Wednesday, August 25, 2010

The Ankle

The ankle is the bridge between the foot and lower leg. The surface below the foot is constantly changing, and the feet need to adapt immediately on contact to any surface, be it the foot bar of the Reformer, the pedal of the Wunda Chair, or the floor. Normal activity of the ankle includes flexion and extension, with other movements happening in the joints of the feet. The action of the feet directly affect the ankle and lower leg.

The ankle is composed of the distal tibia, distal fibula and the top of the talus. Inversion and eversion (winging in and out) of the foot influence the ankle and lower leg, with the muscles of the lower leg affecting the foot and ankle.
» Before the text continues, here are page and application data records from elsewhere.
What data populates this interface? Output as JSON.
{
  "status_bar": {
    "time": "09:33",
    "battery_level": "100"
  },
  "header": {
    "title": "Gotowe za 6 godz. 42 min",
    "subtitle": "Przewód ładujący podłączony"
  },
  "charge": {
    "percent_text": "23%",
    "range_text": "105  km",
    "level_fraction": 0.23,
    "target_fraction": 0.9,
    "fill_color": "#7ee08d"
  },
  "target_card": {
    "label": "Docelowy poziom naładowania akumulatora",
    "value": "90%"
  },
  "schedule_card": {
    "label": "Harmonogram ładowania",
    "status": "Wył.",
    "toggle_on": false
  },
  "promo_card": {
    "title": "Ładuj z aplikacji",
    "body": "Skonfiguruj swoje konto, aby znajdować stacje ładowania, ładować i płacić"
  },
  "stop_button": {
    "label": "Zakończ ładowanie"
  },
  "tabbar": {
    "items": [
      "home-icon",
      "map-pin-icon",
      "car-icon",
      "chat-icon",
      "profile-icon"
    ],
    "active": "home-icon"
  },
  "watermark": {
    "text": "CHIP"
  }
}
Pronation and suppination (rolling in and out) occur in the subtalar joint, not in the foot. However, many of the movements of the foot and ankle happen in conjunction with one another.
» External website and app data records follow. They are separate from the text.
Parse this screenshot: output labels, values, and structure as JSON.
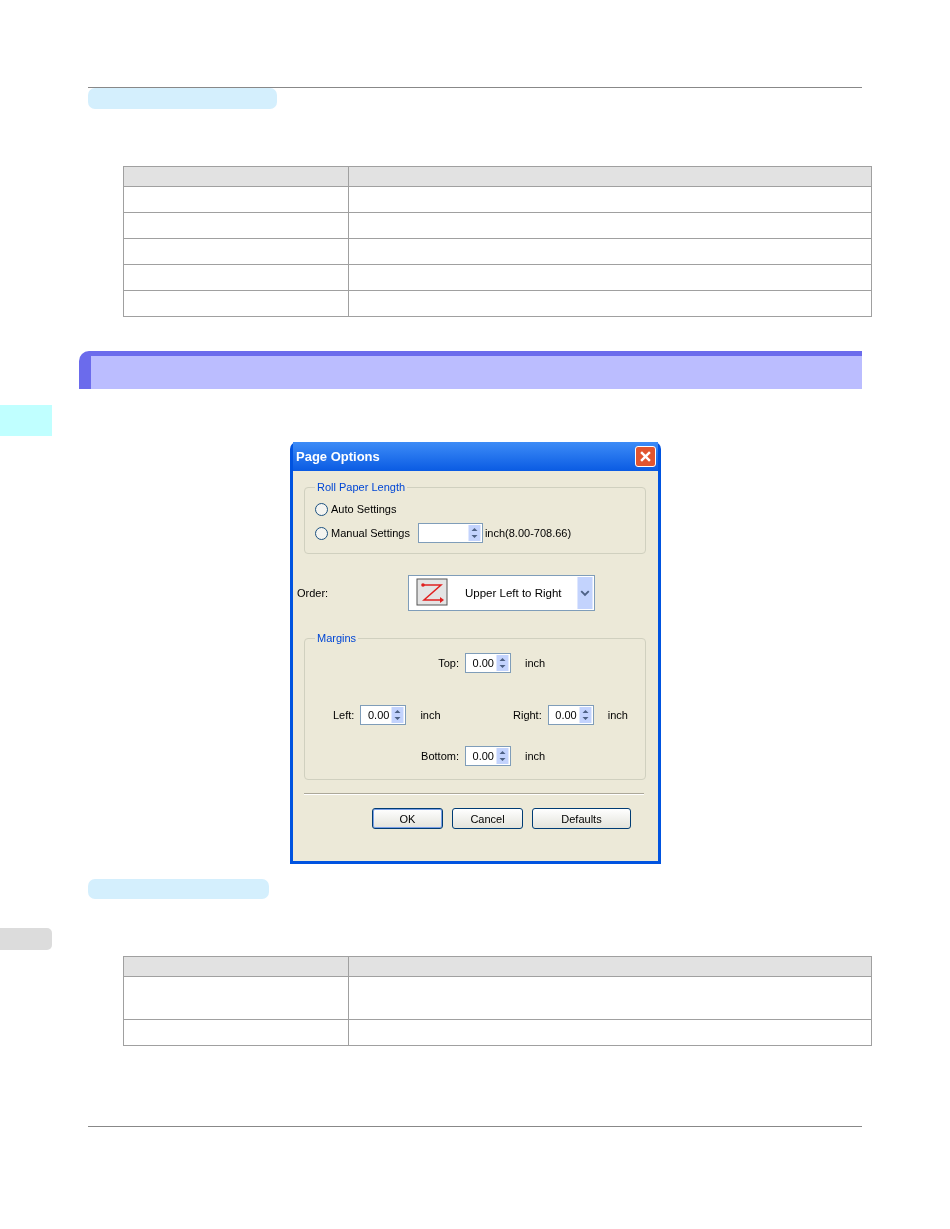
{
  "tables": [
    {
      "rows": [
        {
          "kind": "header"
        },
        {
          "kind": "single"
        },
        {
          "kind": "single"
        },
        {
          "kind": "single"
        },
        {
          "kind": "single"
        },
        {
          "kind": "single"
        }
      ]
    },
    {
      "rows": [
        {
          "kind": "header"
        },
        {
          "kind": "double"
        },
        {
          "kind": "single"
        }
      ]
    }
  ],
  "dialog": {
    "title": "Page Options",
    "roll_paper_length": {
      "label": "Roll Paper Length",
      "options": [
        {
          "label": "Auto Settings",
          "selected": false
        },
        {
          "label": "Manual Settings",
          "selected": false
        }
      ],
      "range": "inch(8.00-708.66)"
    },
    "order": {
      "label": "Order:",
      "value": "Upper Left to Right"
    },
    "margins": {
      "label": "Margins",
      "fields": [
        {
          "kind": "top",
          "label": "Top:",
          "value": "0.00",
          "unit": "inch"
        },
        {
          "kind": "left",
          "label": "Left:",
          "value": "0.00",
          "unit": "inch"
        },
        {
          "kind": "right",
          "label": "Right:",
          "value": "0.00",
          "unit": "inch"
        },
        {
          "kind": "bottom",
          "label": "Bottom:",
          "value": "0.00",
          "unit": "inch"
        }
      ]
    },
    "buttons": [
      {
        "label": "OK",
        "default": true
      },
      {
        "label": "Cancel",
        "default": false
      },
      {
        "label": "Defaults",
        "default": false
      }
    ]
  }
}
As we age, the ankle joint looses flexibility and strength. It is our job to improve mobility, while increasing strength to promote proprioception, balance, and better gait patterns.

Try these exercises to strengthen and improve flexibility in your feet and ankles:

Standing Exercises

Releve Heel Lowers (rising up to the toes, and lowering the heels) with Straight Legs.* This exercise strengthens the gastrocnemius (plantar flexor).
Releve Heel Lowers with Bent Legs.*
Releve Heel Lowers on One Leg.*
* Plantar Flexion and Extension.
Toe Raises: Dorsi Flexion with digital flexion.

Wunda Chair

Sitting on the Wunda Chair with feet on the pedal. Execute the footwork on the heels, arches, toes, wide on the heels, and finally with flexion and extension of the ankle while the legs are held still at 90 degrees of flexion at the hip and knee.
Footwork: Plantar and Dorsi Flexion.
Ankle Flexion and Extension Footwork: this exercises strengthens the soleus muscle (plantar flexor). The gastrocnemius is loose at the knee during this exercise and is unable to assist.

Magic Circle

Sit on a chair or stool with knees bent, feet on floor. Place the magic circle in three positions in between the legs.
Legs (above knee, below knee, above ankles): This assists with inversion and eversion.

Wednesday, August 18, 2010

Congratulations to Canadians!

8 Pilates Core Integration Mat Certification students successfully passed their Mat Certification this last week. Congratulations to all!

Five of those students have moved on to take the Level I teacher training. You are all awesome. Nice work this last weekend.

See you in October. Thanks to Jana Danielson and Lead Pilates.

Tuesday, August 3, 2010

Anatomy in Clay Workshop

Moving Breath Pilates and Pilates Core Integration is offering a two day Anatomy in Clay course. Learn to build the major muscles of the body and how they apply to movement. August 25, 26, 2010. An exciting experience.